▶ Work order
Only lines containing the string "name" belong in the answer; find them in the records and copy them.

*** Dataset excerpts Section Begins ***

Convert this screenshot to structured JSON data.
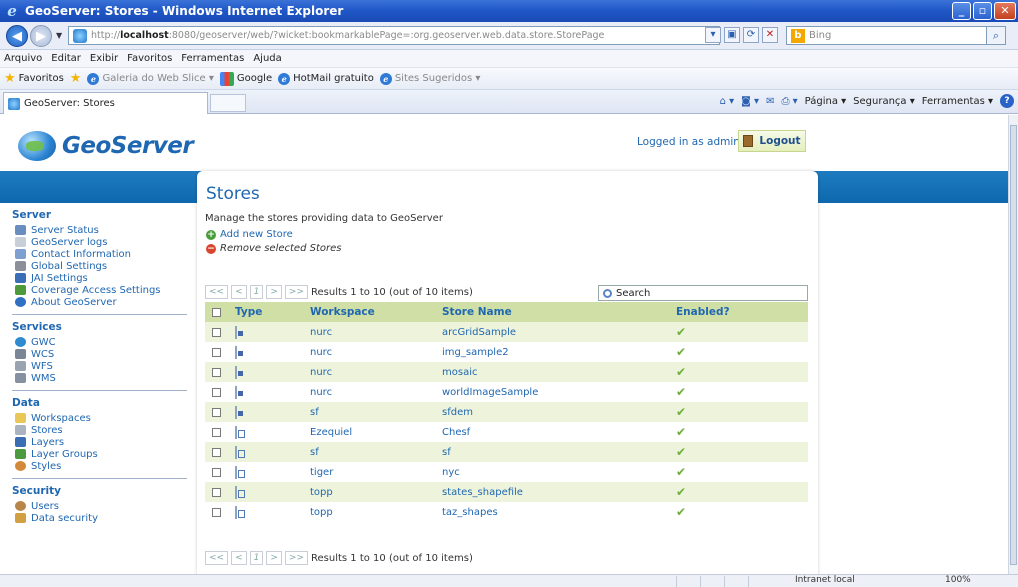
{
  "window": {
    "title": "GeoServer: Stores - Windows Internet Explorer",
    "controls": [
      "_",
      "▫",
      "✕"
    ]
  },
  "address": {
    "url_prefix": "http://",
    "url_host": "localhost",
    "url_rest": ":8080/geoserver/web/?wicket:bookmarkablePage=:org.geoserver.web.data.store.StorePage",
    "search_placeholder": "Bing"
  },
  "menu": [
    "Arquivo",
    "Editar",
    "Exibir",
    "Favoritos",
    "Ferramentas",
    "Ajuda"
  ],
  "favorites": {
    "label": "Favoritos",
    "items": [
      "Galeria do Web Slice ▾",
      "Google",
      "HotMail gratuito",
      "Sites Sugeridos ▾"
    ]
  },
  "tab": {
    "title": "GeoServer: Stores"
  },
  "commands": [
    "Página ▾",
    "Segurança ▾",
    "Ferramentas ▾"
  ],
  "status": {
    "zone": "Intranet local",
    "zoom": "100%"
  },
  "header": {
    "logo_text": "GeoServer",
    "logged_in": "Logged in as admin.",
    "logout": "Logout"
  },
  "sidebar": {
    "sections": [
      {
        "title": "Server",
        "items": [
          {
            "label": "Server Status",
            "color": "#6a8dbf"
          },
          {
            "label": "GeoServer logs",
            "color": "#c9cfd8"
          },
          {
            "label": "Contact Information",
            "color": "#7da0d0"
          },
          {
            "label": "Global Settings",
            "color": "#8b8f99"
          },
          {
            "label": "JAI Settings",
            "color": "#3a6fb8"
          },
          {
            "label": "Coverage Access Settings",
            "color": "#4e9a3a"
          },
          {
            "label": "About GeoServer",
            "color": "#2f6fc4"
          }
        ]
      },
      {
        "title": "Services",
        "items": [
          {
            "label": "GWC",
            "color": "#2e8bd0"
          },
          {
            "label": "WCS",
            "color": "#7a8596"
          },
          {
            "label": "WFS",
            "color": "#9aa3b0"
          },
          {
            "label": "WMS",
            "color": "#8590a0"
          }
        ]
      },
      {
        "title": "Data",
        "items": [
          {
            "label": "Workspaces",
            "color": "#e8c657"
          },
          {
            "label": "Stores",
            "color": "#aab3c0"
          },
          {
            "label": "Layers",
            "color": "#3b6db5"
          },
          {
            "label": "Layer Groups",
            "color": "#4c9a3f"
          },
          {
            "label": "Styles",
            "color": "#d28a3a"
          }
        ]
      },
      {
        "title": "Security",
        "items": [
          {
            "label": "Users",
            "color": "#b8864a"
          },
          {
            "label": "Data security",
            "color": "#d2a040"
          }
        ]
      }
    ]
  },
  "main": {
    "title": "Stores",
    "description": "Manage the stores providing data to GeoServer",
    "add": "Add new Store",
    "remove": "Remove selected Stores",
    "pager": {
      "first": "<<",
      "prev": "<",
      "page": "1",
      "next": ">",
      "last": ">>",
      "results": "Results 1 to 10 (out of 10 items)"
    },
    "search_label": "Search",
    "columns": {
      "type": "Type",
      "workspace": "Workspace",
      "name": "Store Name",
      "enabled": "Enabled?"
    },
    "rows": [
      {
        "type": "raster",
        "workspace": "nurc",
        "name": "arcGridSample",
        "enabled": "✔"
      },
      {
        "type": "raster",
        "workspace": "nurc",
        "name": "img_sample2",
        "enabled": "✔"
      },
      {
        "type": "raster",
        "workspace": "nurc",
        "name": "mosaic",
        "enabled": "✔"
      },
      {
        "type": "raster",
        "workspace": "nurc",
        "name": "worldImageSample",
        "enabled": "✔"
      },
      {
        "type": "raster",
        "workspace": "sf",
        "name": "sfdem",
        "enabled": "✔"
      },
      {
        "type": "vector",
        "workspace": "Ezequiel",
        "name": "Chesf",
        "enabled": "✔"
      },
      {
        "type": "vector",
        "workspace": "sf",
        "name": "sf",
        "enabled": "✔"
      },
      {
        "type": "vector",
        "workspace": "tiger",
        "name": "nyc",
        "enabled": "✔"
      },
      {
        "type": "vector",
        "workspace": "topp",
        "name": "states_shapefile",
        "enabled": "✔"
      },
      {
        "type": "vector",
        "workspace": "topp",
        "name": "taz_shapes",
        "enabled": "✔"
      }
    ]
  }
}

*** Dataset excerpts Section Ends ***

▶ Output of the task
      "name": "Store Name",
        "name": "arcGridSample",
        "name": "img_sample2",
        "name": "mosaic",
        "name": "worldImageSample",
        "name": "sfdem",
        "name": "Chesf",
        "name": "sf",
        "name": "nyc",
        "name": "states_shapefile",
        "name": "taz_shapes",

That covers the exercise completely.